+++ INPUT DATA
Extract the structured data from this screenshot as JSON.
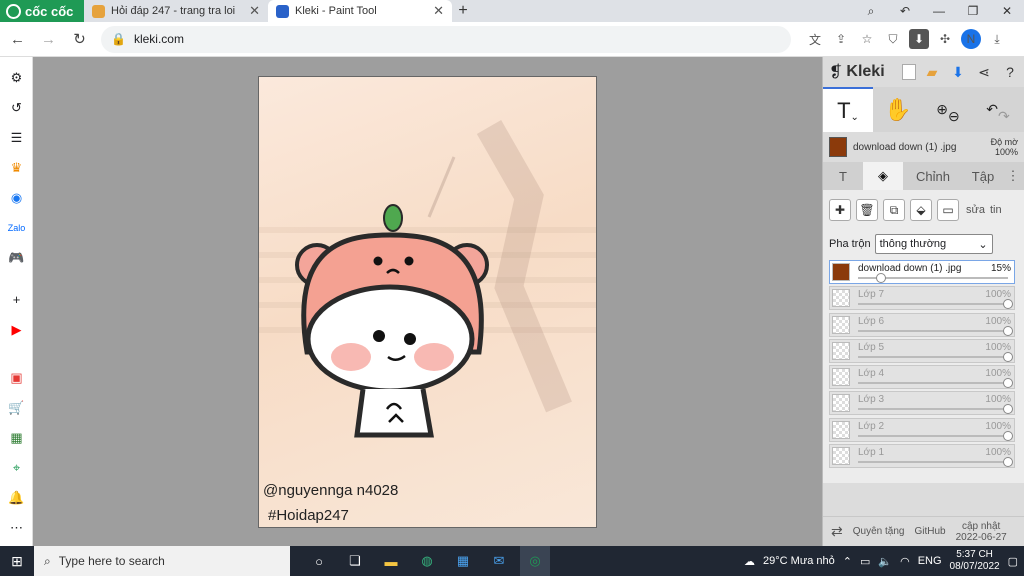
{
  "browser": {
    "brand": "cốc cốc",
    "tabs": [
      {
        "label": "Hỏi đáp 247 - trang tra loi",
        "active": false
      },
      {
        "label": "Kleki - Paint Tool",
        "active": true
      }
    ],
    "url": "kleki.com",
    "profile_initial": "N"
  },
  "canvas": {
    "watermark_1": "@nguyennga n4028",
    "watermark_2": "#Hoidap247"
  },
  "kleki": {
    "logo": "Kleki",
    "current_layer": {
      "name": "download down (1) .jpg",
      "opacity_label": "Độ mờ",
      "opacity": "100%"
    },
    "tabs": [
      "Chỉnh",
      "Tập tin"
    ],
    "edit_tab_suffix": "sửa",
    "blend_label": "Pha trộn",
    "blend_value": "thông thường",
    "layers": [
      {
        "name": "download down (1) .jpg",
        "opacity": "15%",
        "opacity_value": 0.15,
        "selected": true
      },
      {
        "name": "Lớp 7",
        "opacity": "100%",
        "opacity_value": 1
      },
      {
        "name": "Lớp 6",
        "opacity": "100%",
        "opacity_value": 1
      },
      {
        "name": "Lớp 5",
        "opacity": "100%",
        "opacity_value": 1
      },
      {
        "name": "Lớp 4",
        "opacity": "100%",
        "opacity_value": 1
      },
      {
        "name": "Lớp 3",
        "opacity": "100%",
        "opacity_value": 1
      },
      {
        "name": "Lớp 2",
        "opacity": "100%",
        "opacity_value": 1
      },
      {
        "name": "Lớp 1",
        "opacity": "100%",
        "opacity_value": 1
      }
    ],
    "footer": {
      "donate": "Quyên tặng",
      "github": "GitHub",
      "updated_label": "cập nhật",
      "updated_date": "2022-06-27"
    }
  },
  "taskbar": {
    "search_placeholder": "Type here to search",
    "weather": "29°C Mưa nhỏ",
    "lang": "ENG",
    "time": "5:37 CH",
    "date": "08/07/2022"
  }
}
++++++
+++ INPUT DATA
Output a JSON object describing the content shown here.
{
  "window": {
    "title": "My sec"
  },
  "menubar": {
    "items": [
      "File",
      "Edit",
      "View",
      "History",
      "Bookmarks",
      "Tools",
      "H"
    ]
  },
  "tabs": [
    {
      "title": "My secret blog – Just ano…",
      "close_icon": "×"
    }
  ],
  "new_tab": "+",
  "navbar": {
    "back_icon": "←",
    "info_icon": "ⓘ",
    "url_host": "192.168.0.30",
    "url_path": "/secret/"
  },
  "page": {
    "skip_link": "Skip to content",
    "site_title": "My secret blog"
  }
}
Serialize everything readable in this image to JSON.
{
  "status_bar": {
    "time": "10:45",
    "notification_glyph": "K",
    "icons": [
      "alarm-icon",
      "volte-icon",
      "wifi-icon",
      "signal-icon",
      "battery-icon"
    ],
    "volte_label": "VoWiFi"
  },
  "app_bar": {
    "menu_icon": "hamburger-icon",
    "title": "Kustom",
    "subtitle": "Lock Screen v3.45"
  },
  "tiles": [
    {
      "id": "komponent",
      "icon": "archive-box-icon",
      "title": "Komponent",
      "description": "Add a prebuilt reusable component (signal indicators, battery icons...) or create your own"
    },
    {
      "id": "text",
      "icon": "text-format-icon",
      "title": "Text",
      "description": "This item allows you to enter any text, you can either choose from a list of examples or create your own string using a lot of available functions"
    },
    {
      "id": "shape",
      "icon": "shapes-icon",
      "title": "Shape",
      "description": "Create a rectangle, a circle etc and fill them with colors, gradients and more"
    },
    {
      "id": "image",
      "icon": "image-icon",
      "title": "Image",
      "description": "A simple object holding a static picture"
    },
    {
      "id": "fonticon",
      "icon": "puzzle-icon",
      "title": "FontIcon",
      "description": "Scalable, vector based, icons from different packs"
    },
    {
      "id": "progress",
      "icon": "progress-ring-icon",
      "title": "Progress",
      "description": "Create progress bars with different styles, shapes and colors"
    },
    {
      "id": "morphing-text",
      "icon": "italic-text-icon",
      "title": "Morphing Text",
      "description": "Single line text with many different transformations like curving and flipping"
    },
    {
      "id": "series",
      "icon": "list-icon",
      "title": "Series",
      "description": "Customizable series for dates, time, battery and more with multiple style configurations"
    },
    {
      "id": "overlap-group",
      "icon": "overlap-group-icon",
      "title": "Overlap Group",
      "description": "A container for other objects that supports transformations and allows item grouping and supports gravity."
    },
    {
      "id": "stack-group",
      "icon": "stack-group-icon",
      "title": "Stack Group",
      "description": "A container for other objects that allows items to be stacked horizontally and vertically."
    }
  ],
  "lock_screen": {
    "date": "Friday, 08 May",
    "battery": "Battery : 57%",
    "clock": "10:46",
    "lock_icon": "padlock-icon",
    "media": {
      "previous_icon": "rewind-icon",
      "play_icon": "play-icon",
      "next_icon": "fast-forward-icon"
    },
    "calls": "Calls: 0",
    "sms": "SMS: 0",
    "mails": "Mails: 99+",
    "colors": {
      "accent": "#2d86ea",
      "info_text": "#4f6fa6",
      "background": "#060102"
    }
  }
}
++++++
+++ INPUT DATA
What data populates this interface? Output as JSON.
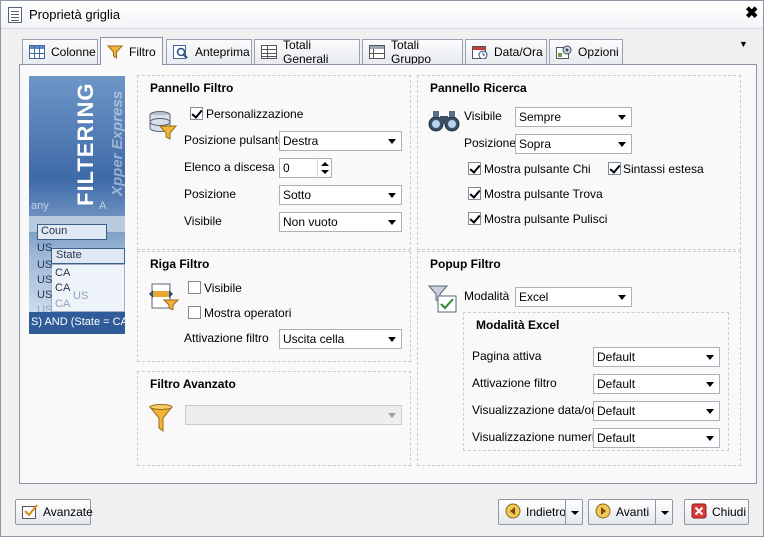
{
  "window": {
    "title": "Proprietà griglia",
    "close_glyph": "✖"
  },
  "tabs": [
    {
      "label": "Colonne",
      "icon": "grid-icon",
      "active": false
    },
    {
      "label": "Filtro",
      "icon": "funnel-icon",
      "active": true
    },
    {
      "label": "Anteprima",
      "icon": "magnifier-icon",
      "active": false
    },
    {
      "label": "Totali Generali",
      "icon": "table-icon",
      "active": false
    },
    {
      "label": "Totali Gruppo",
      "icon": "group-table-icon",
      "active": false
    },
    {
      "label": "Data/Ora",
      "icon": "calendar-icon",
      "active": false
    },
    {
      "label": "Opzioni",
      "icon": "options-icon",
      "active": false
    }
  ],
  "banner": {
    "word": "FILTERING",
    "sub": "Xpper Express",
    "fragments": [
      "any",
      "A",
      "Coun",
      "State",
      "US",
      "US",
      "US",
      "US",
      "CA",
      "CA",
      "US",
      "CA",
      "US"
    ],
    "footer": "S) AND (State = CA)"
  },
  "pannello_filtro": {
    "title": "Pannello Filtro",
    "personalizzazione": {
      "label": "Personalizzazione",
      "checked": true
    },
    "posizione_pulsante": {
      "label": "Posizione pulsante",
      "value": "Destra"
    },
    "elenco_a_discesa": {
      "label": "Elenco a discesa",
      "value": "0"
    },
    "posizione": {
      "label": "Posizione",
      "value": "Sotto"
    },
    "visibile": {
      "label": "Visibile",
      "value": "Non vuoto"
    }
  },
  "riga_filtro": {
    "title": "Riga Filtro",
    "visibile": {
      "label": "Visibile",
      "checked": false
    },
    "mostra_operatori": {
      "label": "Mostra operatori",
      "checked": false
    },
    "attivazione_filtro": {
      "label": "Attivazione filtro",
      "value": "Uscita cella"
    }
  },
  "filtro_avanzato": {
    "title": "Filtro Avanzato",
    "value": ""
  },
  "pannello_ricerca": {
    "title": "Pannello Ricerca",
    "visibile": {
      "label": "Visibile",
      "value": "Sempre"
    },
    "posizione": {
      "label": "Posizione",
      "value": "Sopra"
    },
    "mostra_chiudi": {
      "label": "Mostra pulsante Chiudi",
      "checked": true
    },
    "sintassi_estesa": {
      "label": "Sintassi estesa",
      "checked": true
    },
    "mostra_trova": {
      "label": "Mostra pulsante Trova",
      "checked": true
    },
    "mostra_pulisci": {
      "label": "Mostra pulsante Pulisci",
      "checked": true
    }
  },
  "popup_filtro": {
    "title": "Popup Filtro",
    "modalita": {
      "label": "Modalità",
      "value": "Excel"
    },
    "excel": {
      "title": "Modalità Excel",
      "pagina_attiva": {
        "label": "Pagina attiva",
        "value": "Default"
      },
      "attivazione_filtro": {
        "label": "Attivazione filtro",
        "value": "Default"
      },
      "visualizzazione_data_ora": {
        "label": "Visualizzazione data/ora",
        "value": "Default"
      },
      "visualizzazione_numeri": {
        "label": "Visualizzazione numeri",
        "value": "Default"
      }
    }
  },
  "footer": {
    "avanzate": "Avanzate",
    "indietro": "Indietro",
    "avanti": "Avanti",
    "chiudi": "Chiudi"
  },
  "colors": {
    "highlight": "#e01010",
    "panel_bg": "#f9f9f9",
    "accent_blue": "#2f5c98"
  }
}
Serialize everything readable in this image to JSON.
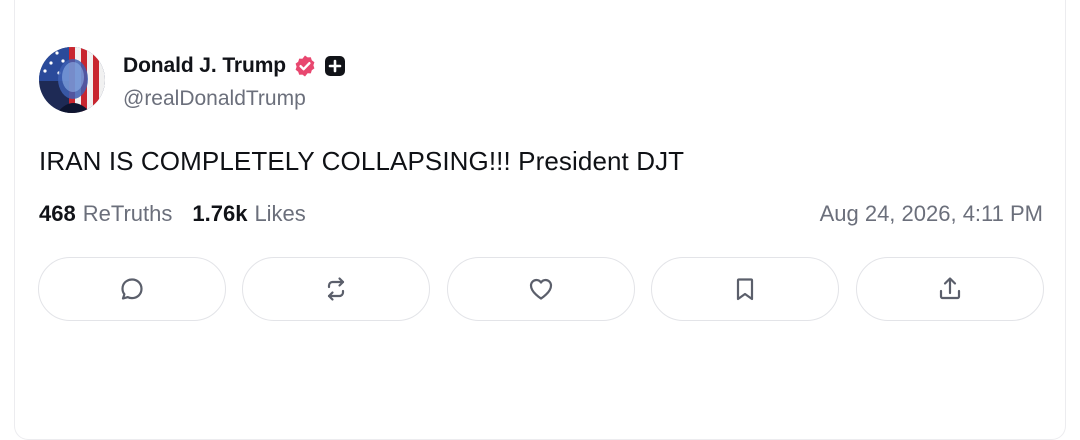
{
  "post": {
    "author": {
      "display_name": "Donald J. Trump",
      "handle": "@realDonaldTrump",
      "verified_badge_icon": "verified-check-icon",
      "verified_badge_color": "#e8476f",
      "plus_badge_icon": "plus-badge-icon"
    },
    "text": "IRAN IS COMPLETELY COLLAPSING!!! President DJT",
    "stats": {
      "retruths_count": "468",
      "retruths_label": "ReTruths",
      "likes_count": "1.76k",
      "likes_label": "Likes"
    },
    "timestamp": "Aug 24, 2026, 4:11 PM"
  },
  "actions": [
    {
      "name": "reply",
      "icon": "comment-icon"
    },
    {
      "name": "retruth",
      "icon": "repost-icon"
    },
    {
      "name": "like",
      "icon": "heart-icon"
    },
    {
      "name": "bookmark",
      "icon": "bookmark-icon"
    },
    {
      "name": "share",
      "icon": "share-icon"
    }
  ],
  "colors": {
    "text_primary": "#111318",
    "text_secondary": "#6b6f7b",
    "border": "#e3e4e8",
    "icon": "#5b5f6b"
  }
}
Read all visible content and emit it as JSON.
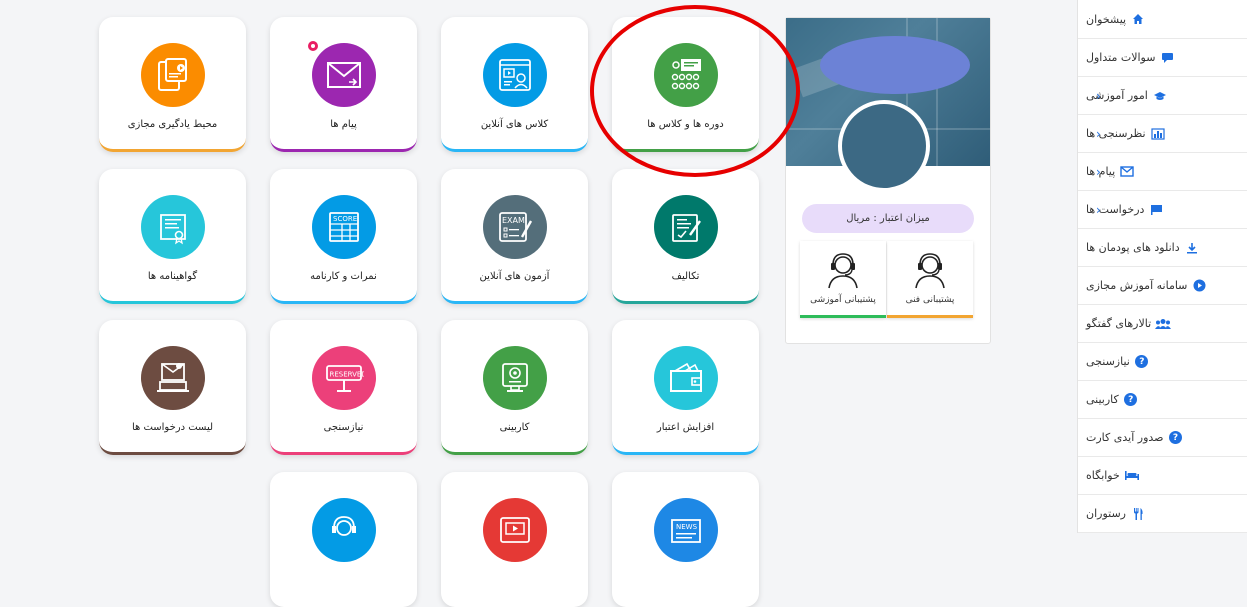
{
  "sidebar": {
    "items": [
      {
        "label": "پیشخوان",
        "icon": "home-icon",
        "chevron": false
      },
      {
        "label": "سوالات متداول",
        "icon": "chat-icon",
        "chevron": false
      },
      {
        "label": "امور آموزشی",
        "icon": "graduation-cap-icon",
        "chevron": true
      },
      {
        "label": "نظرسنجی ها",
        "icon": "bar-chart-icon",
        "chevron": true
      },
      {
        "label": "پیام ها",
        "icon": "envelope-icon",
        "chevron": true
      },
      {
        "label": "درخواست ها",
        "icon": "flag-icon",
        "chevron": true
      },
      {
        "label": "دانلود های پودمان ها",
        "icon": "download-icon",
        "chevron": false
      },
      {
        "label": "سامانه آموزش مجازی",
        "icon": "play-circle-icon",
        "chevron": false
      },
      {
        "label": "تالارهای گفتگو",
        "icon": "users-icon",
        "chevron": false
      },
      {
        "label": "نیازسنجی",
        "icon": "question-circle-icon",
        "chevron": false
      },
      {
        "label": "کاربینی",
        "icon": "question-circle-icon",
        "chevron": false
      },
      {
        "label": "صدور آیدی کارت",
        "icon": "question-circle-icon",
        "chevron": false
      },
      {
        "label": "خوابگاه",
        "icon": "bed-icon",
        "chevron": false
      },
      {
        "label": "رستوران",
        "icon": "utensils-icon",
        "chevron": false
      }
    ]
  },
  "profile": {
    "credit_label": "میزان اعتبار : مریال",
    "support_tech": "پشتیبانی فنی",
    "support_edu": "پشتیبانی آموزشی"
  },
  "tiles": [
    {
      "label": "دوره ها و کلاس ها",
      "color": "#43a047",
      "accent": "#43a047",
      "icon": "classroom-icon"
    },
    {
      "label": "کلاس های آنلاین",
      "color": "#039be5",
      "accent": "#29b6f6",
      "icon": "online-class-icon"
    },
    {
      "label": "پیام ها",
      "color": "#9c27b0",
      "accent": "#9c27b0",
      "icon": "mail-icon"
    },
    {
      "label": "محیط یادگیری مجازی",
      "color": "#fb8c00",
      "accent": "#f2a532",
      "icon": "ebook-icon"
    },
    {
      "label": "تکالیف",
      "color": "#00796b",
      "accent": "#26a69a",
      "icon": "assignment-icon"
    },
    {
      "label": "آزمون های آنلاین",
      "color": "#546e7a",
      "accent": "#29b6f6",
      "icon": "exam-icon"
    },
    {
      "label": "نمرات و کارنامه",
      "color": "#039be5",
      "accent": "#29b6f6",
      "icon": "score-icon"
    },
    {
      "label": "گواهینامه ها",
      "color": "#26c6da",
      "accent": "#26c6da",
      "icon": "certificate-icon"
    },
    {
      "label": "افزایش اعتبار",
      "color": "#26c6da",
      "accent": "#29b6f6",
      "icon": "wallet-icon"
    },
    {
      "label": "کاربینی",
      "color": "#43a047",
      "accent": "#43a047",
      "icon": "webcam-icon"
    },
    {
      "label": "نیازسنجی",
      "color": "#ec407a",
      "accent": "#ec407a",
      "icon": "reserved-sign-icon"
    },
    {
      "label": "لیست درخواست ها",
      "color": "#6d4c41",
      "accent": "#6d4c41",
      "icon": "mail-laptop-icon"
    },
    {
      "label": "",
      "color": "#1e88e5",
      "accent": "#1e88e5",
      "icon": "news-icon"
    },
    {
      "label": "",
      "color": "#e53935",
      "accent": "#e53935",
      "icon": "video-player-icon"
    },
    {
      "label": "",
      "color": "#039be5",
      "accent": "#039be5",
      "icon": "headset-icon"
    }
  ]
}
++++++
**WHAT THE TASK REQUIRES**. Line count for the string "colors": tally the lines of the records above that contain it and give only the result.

**EXERCISE RESPONSE**. 5